A Serving of Tips for Happy, Healthy Holiday Eating

“It’s the most wonderful time of the year…” We all know the song, and for some of us, it is a great time of the year. However, if you are someone who struggles with eating, it can be a stressful and challenging season. Family gatherings, office parties, and food everywhere can make for an anxiety-producing couple of months. However, with some thinking and planning ahead, you can manage your anxiety, and even enjoy the holidays.

Below are some tips to help you through this season. Whether food is a difficult or simple part of your life, practicing these tips can be good for everyone. Food should be nourishing and fun, not stressful and anxiety-producing – particularly during the holiday season!

Being in Control at Holiday Meals

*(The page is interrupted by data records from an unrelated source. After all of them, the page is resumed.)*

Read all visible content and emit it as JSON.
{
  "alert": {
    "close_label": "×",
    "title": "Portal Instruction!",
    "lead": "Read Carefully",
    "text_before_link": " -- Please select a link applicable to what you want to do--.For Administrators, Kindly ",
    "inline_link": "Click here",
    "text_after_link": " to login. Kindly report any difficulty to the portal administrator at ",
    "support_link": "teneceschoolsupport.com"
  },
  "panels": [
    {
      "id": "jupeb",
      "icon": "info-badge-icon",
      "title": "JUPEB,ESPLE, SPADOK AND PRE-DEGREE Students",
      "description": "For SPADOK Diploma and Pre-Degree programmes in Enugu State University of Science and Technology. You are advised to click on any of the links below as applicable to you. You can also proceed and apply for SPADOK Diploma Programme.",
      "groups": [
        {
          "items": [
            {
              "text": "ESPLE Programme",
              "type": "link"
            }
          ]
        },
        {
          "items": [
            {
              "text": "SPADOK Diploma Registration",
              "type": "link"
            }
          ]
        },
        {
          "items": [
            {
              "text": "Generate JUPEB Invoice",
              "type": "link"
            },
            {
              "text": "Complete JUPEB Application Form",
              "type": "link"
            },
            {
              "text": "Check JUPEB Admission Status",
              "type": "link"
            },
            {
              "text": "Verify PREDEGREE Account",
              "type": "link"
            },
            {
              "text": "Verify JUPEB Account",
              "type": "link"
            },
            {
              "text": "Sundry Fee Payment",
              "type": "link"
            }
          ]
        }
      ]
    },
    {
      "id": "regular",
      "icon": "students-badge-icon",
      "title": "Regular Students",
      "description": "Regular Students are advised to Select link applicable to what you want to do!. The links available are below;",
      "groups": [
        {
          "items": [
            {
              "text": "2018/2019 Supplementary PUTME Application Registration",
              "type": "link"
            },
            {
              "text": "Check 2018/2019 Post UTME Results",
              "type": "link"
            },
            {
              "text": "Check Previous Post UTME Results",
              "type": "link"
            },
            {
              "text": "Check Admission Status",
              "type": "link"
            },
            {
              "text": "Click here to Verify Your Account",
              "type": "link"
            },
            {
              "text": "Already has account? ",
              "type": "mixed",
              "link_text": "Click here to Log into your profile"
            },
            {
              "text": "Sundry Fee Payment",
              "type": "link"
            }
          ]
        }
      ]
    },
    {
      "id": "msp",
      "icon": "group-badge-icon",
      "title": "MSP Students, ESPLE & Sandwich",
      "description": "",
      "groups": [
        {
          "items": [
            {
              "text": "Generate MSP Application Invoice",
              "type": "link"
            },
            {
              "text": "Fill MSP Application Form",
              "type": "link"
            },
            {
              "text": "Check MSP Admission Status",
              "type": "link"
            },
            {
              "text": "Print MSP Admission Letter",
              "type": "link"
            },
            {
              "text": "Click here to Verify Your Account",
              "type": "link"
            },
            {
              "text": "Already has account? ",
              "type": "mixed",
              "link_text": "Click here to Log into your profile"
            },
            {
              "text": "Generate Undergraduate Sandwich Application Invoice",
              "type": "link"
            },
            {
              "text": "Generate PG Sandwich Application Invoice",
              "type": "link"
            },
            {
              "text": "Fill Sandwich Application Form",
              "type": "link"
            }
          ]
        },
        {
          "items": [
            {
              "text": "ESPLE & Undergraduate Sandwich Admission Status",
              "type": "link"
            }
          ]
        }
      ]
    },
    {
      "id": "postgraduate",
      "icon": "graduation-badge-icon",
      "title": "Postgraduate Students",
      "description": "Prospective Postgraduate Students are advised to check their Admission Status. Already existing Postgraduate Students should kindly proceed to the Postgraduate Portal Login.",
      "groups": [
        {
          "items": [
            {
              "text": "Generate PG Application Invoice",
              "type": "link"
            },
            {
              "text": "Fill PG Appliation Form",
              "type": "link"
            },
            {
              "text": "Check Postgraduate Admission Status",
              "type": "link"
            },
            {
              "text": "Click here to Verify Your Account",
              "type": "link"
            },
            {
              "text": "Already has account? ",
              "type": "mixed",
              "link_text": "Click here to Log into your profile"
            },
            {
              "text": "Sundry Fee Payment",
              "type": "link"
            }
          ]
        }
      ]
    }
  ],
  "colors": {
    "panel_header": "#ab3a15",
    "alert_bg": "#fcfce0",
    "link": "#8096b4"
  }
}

  • Only you have ultimate control over what you eat. Especially this time of year, friends and family may try to get you to eat things you normally would not eat or to eat more of something than you are comfortable eating. It is critical during this season to pay attention to your internal cues and personal decisions rather than the external pressures to eat.
  • Find out what will be served ahead of time and create a game plan. Decide what foods you really enjoy eating and which foods you can ignore, and then stick to that decision! Pick food for flavor and satisfaction. Sometimes, we eat food just because it is called a “dessert” when we don’t really even care for it.
  •  Pay attention to your portion sizes and allow yourself to have more if you enjoyed something and are still hungry. Food is meant to be enjoyed!
  • On the flip side, if you don’t really enjoy something, don’t feel obligated to finish it. Go back and choose something you do enjoy.
  •  If you really enjoy something but are satisfied and feel full, take some with you to have the next day.
  • For those of you with concerns about weight gain, everybody frets about gaining weight between “Christmas and New Years.” Truth be told, when you really gain weight is all of that time between “New Years and Christmas.” The single week between Christmas and New Years is not where the problem lies.
  • If you have anorexia nervosa and are fearful of holiday foods, try a memory test. Choose a small portion of a holiday food that you used to enjoy before developing your eating disorder. Take a small bite and allow yourself to remember the positive memories that are associated with that food—where you ate it, friends or relatives that you ate it with, a happy holiday time in the past. Just for that one bite, don’t think about the frightening aspects of the food, but allow it to be a conduit for positive memories.
  • Lastly – to the extent that you can can, allow yourself some guilt-free enjoyment of your favorite holiday treats, and savor the tastes and textures of the wonderful foods of the holiday season!

By: Laurie Conteh, RD

The UNC exchanges blog addresses issues for individuals with a range of eating-related concerns. For some individuals, for example those currently practicing family-based treatment for anorexia, issues arising regarding holiday meals may differ. We will be posting a special post on this topic soon.